A series of constitutional amendments have been approved by Egypt’s parliament, but what government supporters are calling reforms, critics describe as threats to human rights. Among the changes is an anti-terrorism clause which gives the police sweeping powers of arrest and surveillance.
President Hosni Mubarak will also have the power to dissolve parliament unilaterally. Analysts see the changes as a bid to entrench his ruling National Democratic Party’s grip on power, something, which they say, Mubarak is keen to do ahead of handing over the party leadership to his son. In the run-up to the parliamentary vote security forces arrested dozens of critics. The Muslim Brotherhood is the country’s strongest opposition force and is likely to be hardest hit by the changes which prohibit political activity based on religion.
Nearly 100 Islamist MPs boycotted the parliamentary vote.
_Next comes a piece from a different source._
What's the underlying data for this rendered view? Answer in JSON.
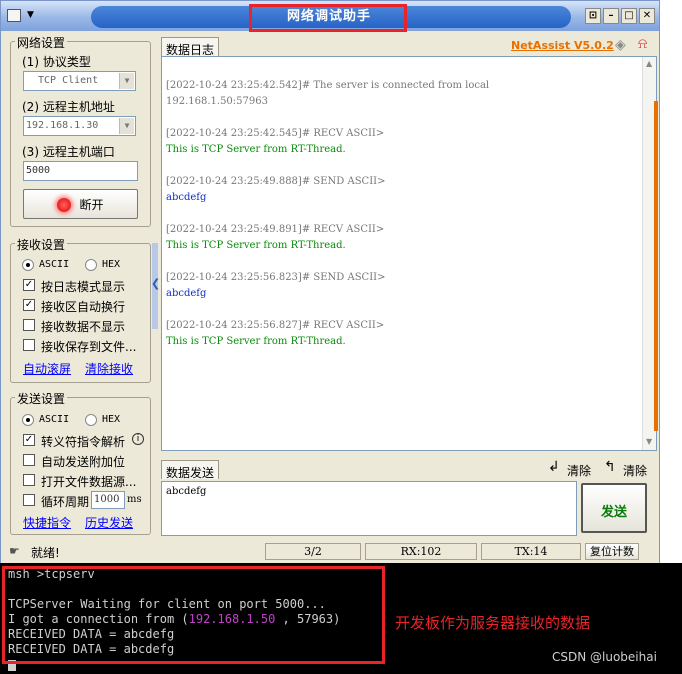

Amnesty International has called the amendments “the greatest erosion of human rights since emergency laws were put in place after the 1981 assassination of President Anwar Sadat.” A referendum scheduled for next Monday has to approve the changes before they become law.